• _WHAT IS BEING ASKED_
Find every line below that contains the word "game" and copy it out.

################

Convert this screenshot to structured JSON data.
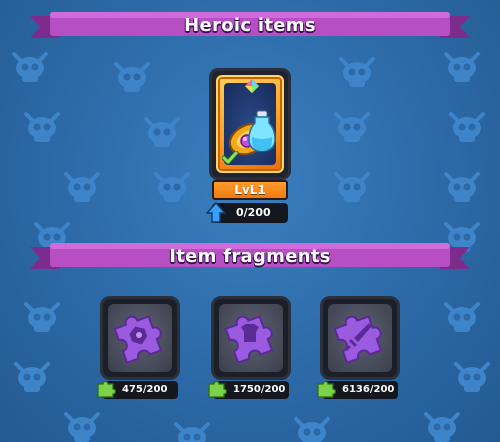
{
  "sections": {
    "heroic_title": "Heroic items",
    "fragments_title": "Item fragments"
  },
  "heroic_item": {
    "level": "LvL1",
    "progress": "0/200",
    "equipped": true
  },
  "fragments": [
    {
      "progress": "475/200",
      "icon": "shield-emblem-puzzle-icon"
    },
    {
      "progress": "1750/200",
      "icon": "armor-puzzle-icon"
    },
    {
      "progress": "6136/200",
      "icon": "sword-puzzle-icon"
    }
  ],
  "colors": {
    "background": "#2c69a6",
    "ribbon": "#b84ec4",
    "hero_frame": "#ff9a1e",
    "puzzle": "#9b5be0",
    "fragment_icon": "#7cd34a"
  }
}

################

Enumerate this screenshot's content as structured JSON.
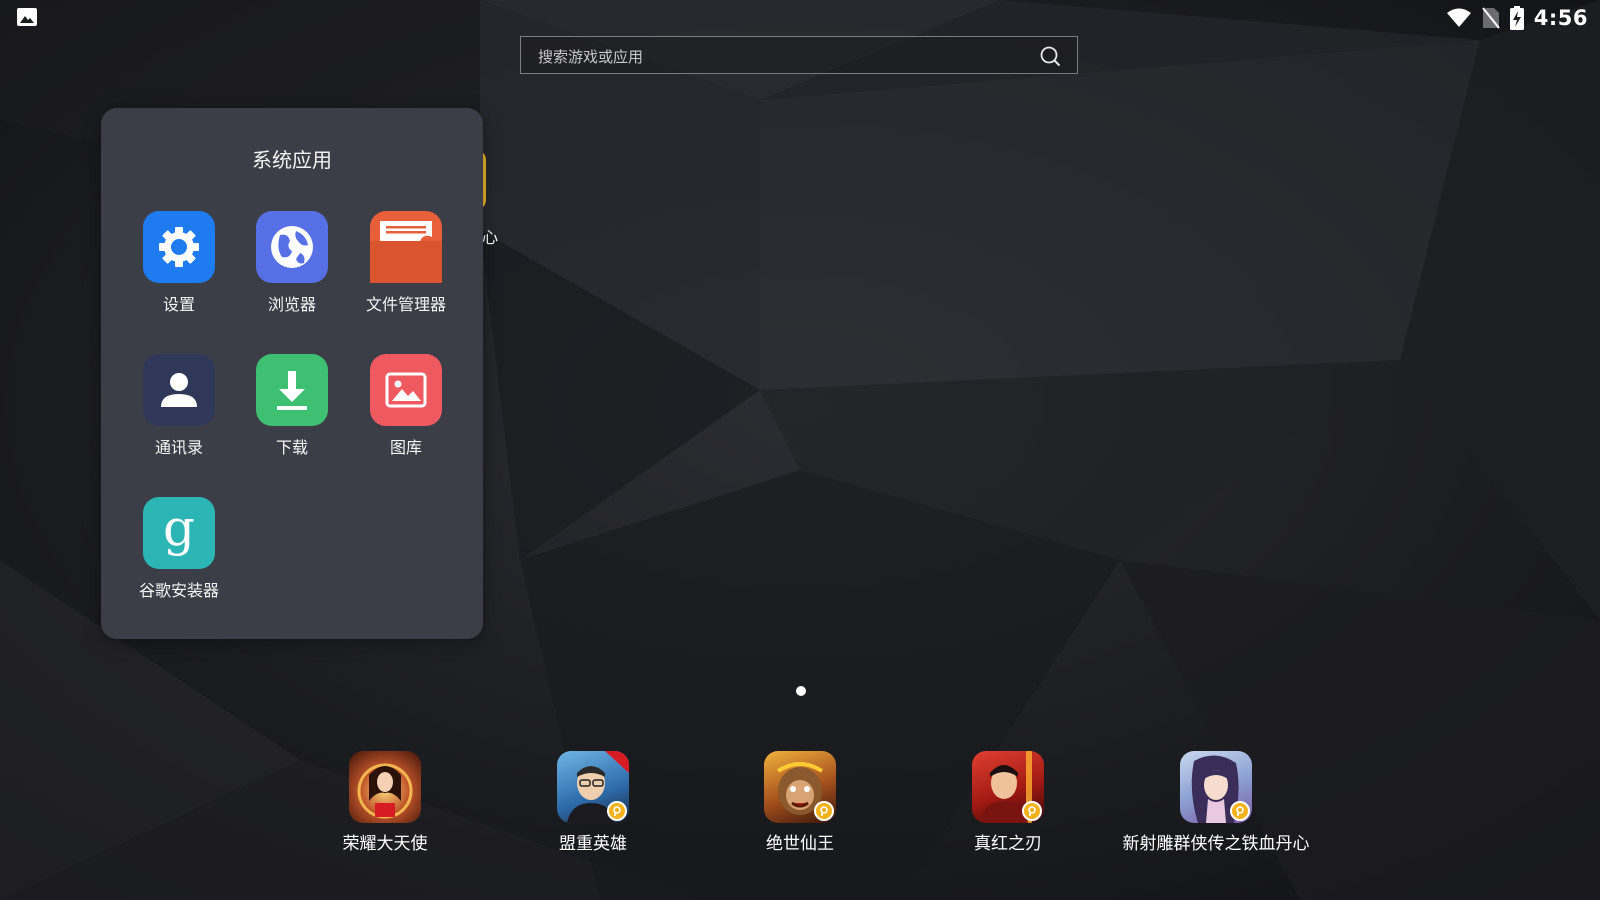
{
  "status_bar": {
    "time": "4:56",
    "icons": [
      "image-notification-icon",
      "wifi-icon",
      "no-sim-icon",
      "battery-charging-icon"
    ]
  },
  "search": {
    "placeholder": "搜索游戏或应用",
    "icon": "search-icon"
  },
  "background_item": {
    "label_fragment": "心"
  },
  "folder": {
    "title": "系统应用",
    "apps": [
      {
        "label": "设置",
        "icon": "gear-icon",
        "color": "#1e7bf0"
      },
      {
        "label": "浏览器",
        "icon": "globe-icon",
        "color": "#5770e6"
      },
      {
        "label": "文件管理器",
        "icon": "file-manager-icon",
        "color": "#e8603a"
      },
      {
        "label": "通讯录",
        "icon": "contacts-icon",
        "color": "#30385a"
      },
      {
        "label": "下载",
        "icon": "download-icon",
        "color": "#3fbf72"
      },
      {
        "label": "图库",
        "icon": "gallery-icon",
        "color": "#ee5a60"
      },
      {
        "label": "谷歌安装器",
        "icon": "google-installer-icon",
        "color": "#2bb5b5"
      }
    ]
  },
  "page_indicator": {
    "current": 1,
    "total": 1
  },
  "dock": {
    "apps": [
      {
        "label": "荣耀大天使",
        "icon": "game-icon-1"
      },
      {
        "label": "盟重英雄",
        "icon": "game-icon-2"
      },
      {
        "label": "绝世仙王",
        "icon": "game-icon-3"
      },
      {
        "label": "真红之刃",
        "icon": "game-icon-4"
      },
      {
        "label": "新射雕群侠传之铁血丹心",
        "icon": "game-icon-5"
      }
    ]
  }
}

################

• _TASK SOLUTION_
        "icon": "game-icon-1"
        "icon": "game-icon-2"
        "icon": "game-icon-3"
        "icon": "game-icon-4"
        "icon": "game-icon-5"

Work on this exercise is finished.